By Lisa Scottoline
Marco, Sandro and Elisabetta’s carefree lives as teenagers is about to change. Still in high school, one dreams of becoming a writer, one dreams of becoming a scholar and the other dreams of becoming more than the cyclist his father wants him to become. The love triangle between the three creates a bit of tension and a lot of playful flirting. But it is 1937, and unbeknownst to them, Italy is on the verge of war. This will dash their dreams and take away everything, even loved ones, in a tragic turn of fate.
Survival is paramount. It is growing harder to find essentials as the war begins. While Marco and Elizabetta are struggling, things are exponentially harder for Sandro. He and his family are Jewish. When the Nazis arrive, many in their community will lose their jobs, homes and lives. The three friends are thrust apart by the war and by the choices they have made. At the beginning of the novel, the reader knows that at least one of them has survived. But what about the other two? You must read it to find out.
The plot is an engaging mix of true history and fiction. It reads like a novel, fast-paced and very interesting. But the underlying chill of the war, death and devastation is very real both in life and on the page. It is very sobering.
The characters are interesting and not always likeable, but I feel that is the author’s intent. Life doesn’t always have a happily ever after, but the characters growth and changes during the course of the war are realistic. The ending is very satisfying, staying with the reader long after the last pages are read.
Ms. Scottoline has skillfully taken us back into these dark times in Italy. She has carefully researched, bringing the reader into the events that happen with her realistic characters. Be sure to read her author’s note at the end of the book. There she differentiates between fiction and fact in the novel. Most of the characters are fiction. She states: “But much of what transpires in these pages is true to the past”. It is heart wrenching to read about Jewish families being rounded up and sent to Auschwitz like cattle, especially knowing that this is history, not fiction. But it is also a story that must be told so it is never forgotten or repeated.

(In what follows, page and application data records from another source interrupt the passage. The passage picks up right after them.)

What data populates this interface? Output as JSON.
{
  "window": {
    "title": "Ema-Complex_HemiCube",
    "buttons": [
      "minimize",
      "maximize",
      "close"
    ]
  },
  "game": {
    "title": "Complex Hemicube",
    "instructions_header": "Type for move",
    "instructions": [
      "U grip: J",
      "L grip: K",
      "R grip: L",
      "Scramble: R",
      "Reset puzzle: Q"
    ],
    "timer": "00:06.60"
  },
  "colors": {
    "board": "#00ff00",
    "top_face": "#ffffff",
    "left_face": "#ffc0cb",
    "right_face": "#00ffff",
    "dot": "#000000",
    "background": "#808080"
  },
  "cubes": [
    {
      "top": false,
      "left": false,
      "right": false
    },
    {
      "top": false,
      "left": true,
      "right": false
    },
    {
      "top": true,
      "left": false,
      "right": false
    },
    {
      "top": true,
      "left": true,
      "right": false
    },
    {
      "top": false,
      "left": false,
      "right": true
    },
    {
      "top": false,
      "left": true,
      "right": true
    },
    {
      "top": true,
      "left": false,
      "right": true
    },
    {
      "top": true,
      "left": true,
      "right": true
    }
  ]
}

I am a huge fan of Lisa Scottoline, having read many of her books. She is the best-selling, award winning author of over 30 books, and is known for her fabulous legal thrillers. There is a reason she is the beloved of many. Eternal is different than her other books, but is not to be missed; I highly recommend it.

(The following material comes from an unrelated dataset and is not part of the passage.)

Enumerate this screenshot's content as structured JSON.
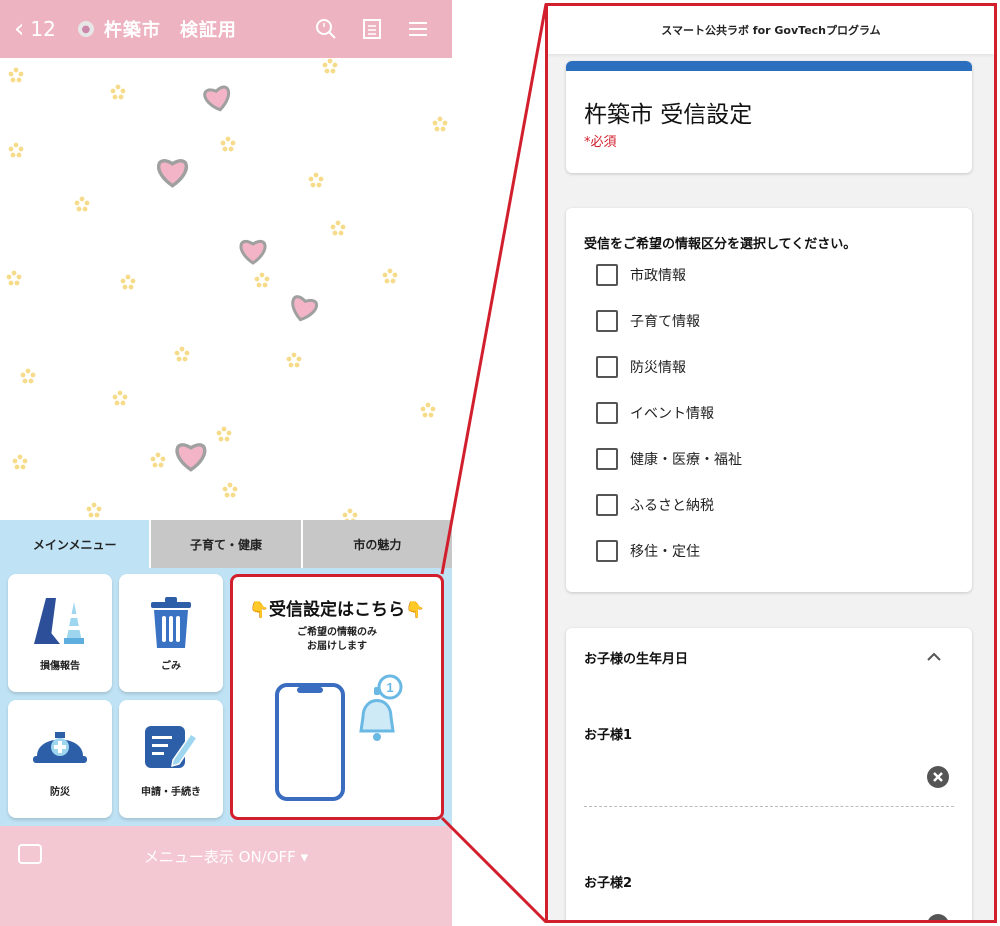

DISCLOSURE OF MATERIAL CONNECTION: I have a material connection because I received a review copy for free from Netgalley in exchange for a fair and honest review. Copyright © 2021 Laura Hartman